- [TASK BRIEF]: From the entries below, report only the number of lines that contain the word "legend".

- [EXTRACTED INFORMATION]:
· · · ·
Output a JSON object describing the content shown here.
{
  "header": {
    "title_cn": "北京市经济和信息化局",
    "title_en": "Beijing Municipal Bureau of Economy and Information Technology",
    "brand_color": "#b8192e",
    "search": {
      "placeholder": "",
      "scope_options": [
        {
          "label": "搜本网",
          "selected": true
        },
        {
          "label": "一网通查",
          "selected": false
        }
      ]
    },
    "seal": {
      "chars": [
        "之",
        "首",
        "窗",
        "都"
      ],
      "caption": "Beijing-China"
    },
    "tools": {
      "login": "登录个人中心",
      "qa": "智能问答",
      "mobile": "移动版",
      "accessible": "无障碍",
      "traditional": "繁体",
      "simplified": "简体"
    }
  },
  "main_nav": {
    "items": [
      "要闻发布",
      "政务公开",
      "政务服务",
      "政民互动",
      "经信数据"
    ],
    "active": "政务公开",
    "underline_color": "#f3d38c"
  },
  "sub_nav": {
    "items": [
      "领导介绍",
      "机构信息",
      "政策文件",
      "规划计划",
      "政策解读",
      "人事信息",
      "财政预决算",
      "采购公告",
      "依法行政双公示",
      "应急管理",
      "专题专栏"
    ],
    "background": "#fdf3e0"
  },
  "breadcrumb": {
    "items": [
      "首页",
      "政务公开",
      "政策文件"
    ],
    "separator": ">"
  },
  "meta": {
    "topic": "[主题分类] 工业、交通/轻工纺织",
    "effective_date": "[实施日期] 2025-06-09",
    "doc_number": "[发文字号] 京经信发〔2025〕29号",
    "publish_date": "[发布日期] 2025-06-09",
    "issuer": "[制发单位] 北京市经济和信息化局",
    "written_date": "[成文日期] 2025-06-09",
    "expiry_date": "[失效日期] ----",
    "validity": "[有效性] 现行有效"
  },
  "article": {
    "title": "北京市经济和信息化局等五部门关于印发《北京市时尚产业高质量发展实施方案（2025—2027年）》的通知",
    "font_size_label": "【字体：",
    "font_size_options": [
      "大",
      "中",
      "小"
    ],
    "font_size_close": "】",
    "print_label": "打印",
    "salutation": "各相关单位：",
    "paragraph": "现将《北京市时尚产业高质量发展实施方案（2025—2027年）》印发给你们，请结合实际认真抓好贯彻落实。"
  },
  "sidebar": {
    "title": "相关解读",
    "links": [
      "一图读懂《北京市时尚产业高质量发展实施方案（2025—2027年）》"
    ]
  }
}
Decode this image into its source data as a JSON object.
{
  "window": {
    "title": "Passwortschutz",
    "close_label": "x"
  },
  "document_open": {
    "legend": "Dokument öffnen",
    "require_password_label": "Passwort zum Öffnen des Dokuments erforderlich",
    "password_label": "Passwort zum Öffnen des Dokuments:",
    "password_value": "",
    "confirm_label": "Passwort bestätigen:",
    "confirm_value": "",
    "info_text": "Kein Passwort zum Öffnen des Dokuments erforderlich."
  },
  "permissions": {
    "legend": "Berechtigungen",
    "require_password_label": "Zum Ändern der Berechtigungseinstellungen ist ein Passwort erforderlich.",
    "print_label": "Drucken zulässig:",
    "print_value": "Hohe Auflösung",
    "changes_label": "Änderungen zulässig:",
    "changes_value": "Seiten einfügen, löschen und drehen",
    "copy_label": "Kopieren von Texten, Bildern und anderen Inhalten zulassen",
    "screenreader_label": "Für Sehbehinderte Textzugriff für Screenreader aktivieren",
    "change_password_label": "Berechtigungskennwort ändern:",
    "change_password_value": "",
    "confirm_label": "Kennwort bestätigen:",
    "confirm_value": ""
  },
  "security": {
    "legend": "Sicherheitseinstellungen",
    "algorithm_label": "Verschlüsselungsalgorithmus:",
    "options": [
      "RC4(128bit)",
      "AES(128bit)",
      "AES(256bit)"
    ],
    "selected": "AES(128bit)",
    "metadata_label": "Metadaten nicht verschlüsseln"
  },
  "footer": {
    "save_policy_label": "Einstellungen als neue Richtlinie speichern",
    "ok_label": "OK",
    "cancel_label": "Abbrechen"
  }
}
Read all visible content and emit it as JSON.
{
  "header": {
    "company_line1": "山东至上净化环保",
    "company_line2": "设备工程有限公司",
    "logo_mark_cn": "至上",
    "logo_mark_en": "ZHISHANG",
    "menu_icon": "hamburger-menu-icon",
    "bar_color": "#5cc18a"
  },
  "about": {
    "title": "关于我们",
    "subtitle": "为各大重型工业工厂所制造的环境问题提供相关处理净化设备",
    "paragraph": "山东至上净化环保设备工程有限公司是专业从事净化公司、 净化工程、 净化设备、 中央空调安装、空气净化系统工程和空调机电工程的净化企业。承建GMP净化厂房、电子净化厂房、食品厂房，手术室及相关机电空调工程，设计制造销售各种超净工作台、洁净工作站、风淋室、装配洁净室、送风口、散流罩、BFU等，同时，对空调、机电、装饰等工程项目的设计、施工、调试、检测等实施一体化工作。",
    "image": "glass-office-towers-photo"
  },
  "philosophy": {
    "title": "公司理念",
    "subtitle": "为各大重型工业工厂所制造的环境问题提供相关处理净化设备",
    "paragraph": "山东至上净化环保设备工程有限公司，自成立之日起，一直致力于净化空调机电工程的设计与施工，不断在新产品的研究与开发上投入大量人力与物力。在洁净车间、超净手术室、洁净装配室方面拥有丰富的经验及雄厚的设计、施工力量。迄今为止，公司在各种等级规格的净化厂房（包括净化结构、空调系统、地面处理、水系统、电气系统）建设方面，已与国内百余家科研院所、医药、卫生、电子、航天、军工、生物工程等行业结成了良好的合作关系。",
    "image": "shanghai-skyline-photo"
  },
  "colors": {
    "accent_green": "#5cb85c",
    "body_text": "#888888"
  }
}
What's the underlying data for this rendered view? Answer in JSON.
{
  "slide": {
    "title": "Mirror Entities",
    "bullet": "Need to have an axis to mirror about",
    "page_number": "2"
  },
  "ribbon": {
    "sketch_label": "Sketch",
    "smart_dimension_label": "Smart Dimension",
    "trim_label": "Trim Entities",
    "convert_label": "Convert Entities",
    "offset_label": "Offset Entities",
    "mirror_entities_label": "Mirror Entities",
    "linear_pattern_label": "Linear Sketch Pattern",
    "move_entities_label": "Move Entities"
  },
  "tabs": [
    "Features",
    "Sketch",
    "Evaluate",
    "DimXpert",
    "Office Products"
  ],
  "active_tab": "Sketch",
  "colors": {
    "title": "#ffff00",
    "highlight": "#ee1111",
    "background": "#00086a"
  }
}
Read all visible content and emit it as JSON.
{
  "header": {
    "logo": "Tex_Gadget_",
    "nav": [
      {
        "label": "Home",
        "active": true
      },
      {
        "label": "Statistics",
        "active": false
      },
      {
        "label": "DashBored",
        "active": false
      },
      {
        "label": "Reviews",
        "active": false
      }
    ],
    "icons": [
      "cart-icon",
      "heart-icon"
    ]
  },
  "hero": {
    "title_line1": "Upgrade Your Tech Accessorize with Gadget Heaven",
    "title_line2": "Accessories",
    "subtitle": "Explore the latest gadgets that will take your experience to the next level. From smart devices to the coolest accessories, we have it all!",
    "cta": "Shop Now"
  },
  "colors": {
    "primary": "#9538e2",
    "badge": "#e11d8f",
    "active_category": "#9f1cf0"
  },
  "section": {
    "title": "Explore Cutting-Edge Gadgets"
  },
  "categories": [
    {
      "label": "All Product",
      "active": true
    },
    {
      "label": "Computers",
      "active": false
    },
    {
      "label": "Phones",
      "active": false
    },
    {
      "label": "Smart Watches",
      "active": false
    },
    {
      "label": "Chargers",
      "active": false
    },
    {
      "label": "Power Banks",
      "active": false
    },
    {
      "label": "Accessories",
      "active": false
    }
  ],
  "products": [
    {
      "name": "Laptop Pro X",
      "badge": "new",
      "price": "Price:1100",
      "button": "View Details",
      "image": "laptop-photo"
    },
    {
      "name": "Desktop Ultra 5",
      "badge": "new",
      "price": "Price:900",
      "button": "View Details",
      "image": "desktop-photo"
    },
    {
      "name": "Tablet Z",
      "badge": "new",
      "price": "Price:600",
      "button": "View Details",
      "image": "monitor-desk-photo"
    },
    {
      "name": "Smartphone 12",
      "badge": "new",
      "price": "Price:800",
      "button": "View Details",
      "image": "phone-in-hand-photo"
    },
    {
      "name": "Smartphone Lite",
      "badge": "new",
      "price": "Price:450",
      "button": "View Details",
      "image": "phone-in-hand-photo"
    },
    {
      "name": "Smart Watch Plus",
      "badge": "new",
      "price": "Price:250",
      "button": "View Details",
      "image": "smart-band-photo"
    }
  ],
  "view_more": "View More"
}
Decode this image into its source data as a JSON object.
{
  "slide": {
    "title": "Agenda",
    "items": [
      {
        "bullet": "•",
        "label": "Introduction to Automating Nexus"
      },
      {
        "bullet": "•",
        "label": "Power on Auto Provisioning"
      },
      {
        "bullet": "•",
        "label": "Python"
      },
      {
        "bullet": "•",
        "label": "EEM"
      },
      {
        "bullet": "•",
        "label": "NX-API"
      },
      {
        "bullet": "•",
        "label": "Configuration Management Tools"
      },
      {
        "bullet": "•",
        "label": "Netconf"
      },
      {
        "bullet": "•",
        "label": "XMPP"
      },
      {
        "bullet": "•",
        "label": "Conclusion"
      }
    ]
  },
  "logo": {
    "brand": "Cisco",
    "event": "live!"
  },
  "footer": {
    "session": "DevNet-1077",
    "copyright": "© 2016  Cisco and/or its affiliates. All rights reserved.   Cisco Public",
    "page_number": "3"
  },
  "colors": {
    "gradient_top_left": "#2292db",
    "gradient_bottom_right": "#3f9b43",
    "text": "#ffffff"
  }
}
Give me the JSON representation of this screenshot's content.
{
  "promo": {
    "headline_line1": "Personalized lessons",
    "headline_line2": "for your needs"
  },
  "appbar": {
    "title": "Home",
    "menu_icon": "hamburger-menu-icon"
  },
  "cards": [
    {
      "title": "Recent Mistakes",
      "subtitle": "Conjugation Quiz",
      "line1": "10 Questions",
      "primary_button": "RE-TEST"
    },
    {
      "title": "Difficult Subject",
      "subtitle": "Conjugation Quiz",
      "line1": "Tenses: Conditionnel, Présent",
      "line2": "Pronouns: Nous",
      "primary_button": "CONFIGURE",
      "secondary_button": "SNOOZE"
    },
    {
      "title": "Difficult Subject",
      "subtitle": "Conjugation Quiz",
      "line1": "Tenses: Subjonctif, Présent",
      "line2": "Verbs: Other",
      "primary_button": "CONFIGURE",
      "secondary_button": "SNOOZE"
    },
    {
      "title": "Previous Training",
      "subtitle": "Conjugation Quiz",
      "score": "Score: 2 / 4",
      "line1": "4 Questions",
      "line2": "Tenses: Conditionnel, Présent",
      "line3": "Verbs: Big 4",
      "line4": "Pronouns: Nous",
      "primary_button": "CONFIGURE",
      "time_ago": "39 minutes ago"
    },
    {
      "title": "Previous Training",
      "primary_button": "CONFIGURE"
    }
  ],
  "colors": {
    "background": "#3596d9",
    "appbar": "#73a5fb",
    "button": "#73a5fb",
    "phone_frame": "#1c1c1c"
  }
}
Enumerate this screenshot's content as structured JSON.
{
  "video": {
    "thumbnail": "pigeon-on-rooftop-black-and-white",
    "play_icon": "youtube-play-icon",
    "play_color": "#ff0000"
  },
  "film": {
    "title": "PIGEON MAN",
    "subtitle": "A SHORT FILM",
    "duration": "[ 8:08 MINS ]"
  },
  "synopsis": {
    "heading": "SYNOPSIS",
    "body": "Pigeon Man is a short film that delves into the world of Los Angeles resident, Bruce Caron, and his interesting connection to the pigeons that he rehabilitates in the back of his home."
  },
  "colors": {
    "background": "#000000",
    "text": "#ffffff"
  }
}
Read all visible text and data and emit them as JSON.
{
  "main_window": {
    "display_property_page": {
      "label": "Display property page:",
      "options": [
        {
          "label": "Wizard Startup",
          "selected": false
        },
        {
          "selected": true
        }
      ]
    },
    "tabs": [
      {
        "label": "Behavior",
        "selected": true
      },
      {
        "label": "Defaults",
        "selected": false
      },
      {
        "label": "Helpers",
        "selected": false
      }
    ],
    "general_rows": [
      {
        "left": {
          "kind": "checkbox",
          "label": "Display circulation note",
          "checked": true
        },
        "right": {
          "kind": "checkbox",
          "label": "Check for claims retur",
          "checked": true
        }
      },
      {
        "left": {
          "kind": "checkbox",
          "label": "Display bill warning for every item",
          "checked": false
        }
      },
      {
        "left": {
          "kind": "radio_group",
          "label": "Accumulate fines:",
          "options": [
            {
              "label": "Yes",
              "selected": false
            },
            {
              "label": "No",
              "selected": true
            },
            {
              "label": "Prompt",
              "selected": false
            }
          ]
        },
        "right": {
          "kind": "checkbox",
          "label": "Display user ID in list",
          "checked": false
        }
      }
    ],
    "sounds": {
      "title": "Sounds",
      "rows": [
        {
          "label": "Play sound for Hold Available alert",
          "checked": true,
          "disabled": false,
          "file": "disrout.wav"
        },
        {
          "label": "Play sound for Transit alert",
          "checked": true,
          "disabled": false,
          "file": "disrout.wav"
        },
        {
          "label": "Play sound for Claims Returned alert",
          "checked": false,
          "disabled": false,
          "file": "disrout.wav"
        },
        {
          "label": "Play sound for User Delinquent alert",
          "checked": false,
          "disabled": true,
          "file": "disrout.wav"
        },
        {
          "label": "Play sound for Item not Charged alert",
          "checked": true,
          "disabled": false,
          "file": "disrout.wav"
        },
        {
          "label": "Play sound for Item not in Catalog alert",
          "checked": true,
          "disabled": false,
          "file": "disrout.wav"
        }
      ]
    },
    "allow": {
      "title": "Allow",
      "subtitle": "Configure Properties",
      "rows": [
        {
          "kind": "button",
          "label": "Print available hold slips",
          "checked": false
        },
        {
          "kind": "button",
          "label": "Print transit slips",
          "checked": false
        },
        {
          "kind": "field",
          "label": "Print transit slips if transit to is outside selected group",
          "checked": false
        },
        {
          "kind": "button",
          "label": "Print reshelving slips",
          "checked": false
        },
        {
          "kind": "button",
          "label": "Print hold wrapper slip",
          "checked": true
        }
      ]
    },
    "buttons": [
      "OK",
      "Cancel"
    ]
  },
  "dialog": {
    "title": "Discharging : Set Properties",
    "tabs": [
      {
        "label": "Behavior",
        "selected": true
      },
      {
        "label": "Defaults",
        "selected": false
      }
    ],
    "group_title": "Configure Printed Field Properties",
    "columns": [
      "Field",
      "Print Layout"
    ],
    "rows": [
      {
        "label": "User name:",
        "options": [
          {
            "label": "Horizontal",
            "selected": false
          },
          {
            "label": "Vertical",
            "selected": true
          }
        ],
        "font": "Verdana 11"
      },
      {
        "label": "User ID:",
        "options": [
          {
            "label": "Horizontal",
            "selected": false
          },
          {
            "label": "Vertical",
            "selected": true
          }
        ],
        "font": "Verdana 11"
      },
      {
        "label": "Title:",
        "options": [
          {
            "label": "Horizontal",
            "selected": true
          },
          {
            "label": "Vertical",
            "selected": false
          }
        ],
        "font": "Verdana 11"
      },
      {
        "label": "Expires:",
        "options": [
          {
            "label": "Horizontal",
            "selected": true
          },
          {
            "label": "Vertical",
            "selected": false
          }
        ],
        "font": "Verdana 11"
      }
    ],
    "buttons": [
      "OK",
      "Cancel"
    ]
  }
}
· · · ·
- [EXERCISE SOLUTION]: 3